Is The Produce At The Farmers Market Local? Turns Out, Not Always.
If you spend your weekends at the farmers market to stock up on local produce, you could be in for a surprise.
Farmers markets have become easier than ever to find. According to records from the Department of Agriculture, there are more than 8,600 farmers markets in the United States. That’s more than the number of Walmart stores in America (5,358).
But you should never assume everything sold at a farmers market is local. That’s because produce resellers ― vendors who purchase fruits and vegetables from a wholesaler to resell to consumers ― might be disguised as local farmers at your market. In other words, they could be selling you produce from sources located far outside your state (or country).

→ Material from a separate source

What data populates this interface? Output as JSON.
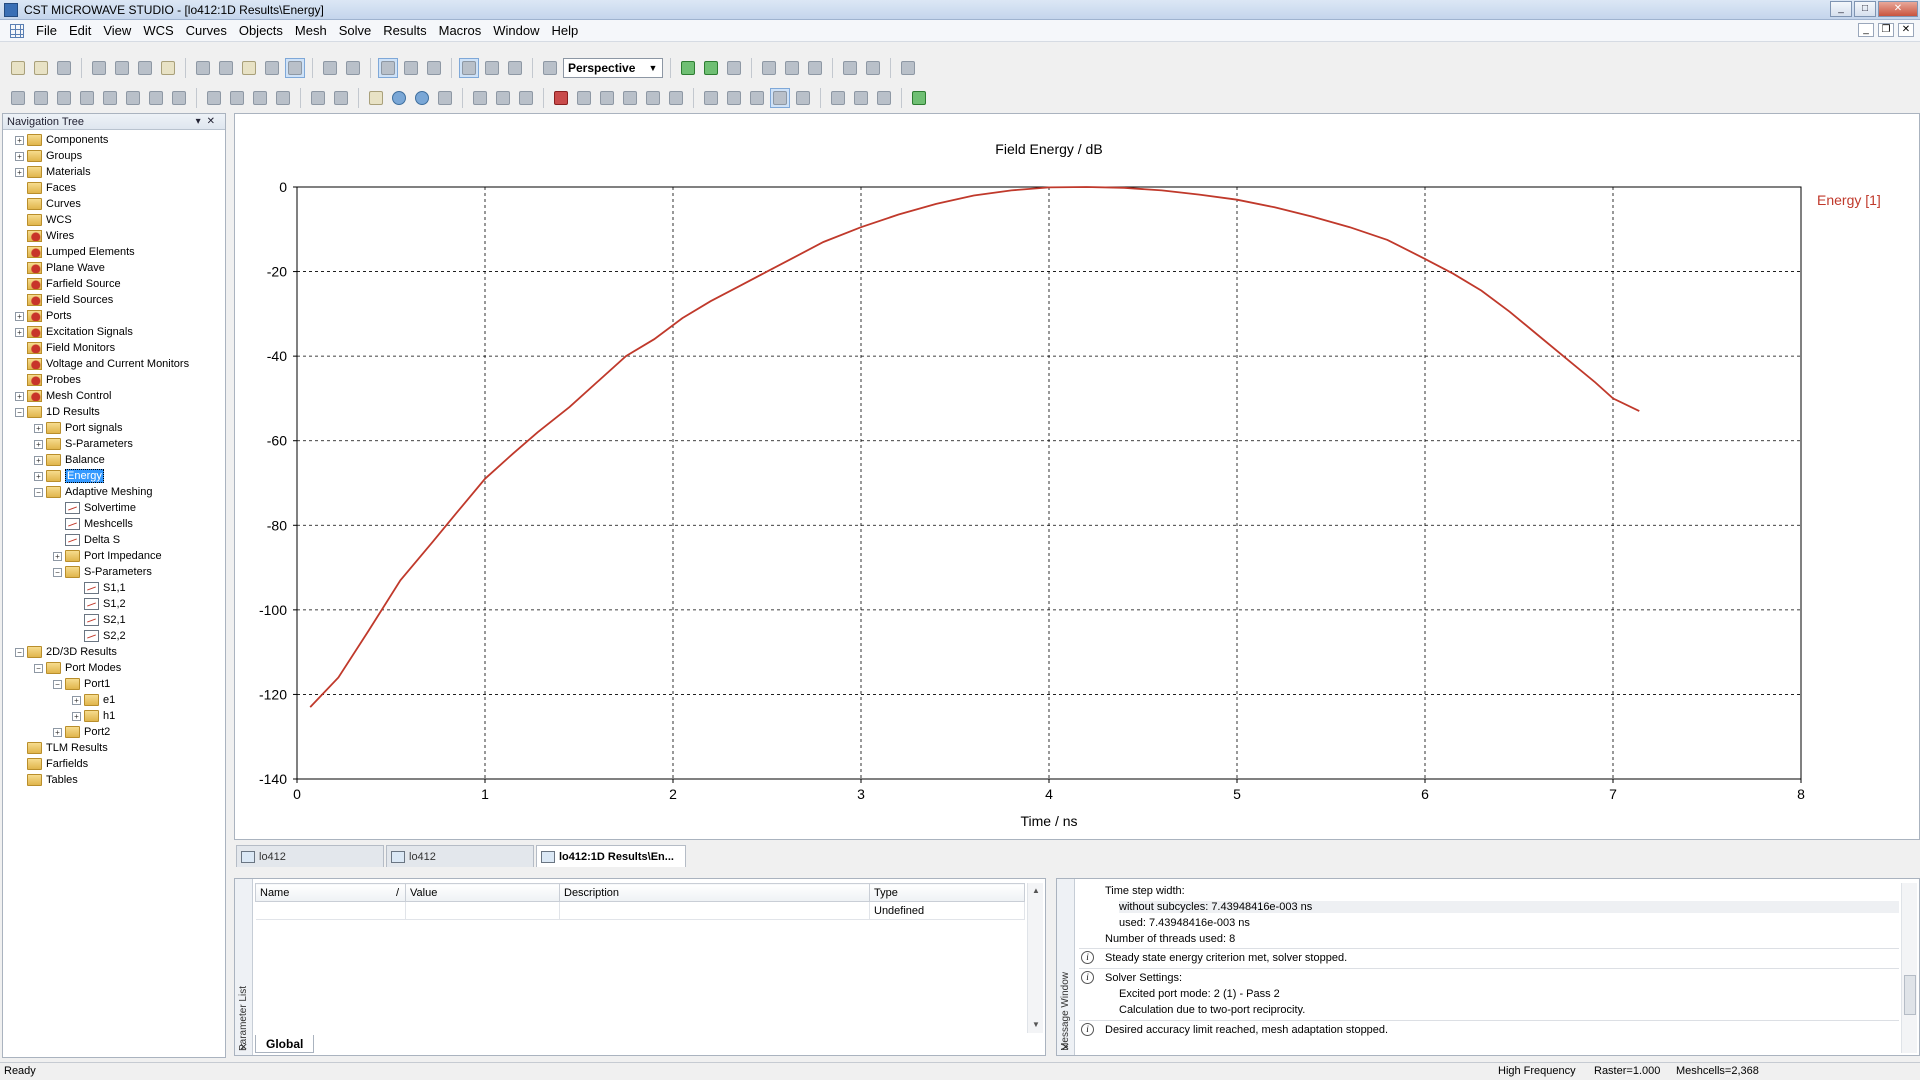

This practice was uncovered in 2016 by Tampa Bay Times food critic Laura Reiley, who traced the origins of produce at farmers markets in the Tampa, Florida, region. In one instance, a seller gave the name of a local farm that turned out to be abandoned ― but when Reiley visited the seller’s home, she saw stacks of boxes with logos from other produce companies.
Produce resellers may or may not violate the rules of a farmers market, because those rules are set individually by the organizer.
For instance, at the Rutgers Gardens Farmers Market in East Brunswick, New Jersey, all farm products must be grown by the vendor within a 100-mile radius, though some exceptions are allowed.
“Farmers may supplement their product line with additional regional products that may not currently be available at the market with the permission of the Farmers Market Advisory Committee,” Mary Ann Schrum, manager of programs and development at Rutgers Gardens, told HuffPost. “All products from another grower must be clearly labeled as such.”
There also isn’t a universal definition of “farmers markets” that restricts these marketplaces to farmers in the first place.
“Some states define it,” Darlene Wolnik, senior adviser at the Farmers Market Coalition, told HuffPost. “That is a welcome action, as it reduces the possibility of fake farmers markets co-opting the name.”
But these definitions vary. New Hampshire’s definition of a farmers market limits participation to farmers selling produce “exclusively grown on their own farms,” and excludes wholesalers.
Meanwhile, Montana’s definition concerns the location of sales: a farm premises, a food stand owned and operated by a farmer, or an organized market authorized by a municipal or county authority. Some states, like New Jersey, don’t legally define a farmers market.
In the end, verifying the origins of any given piece of produce is on the shopper. Brushing up on what can be grown in your state, and during which seasons, will help you spot possible resellers. A vendor offering grapefruit in Maine, or one selling “local” strawberries anywhere in September, should raise a red flag.
You can ask organizers how their vendors are screened, and ask for a copy of their market’s rules. You can also ask sellers whether they grew the produce on their own farm, or ask for the location of their farm.
Sometimes, though, the produce speaks for itself: There’s no faking the flavor of a just-picked tomato.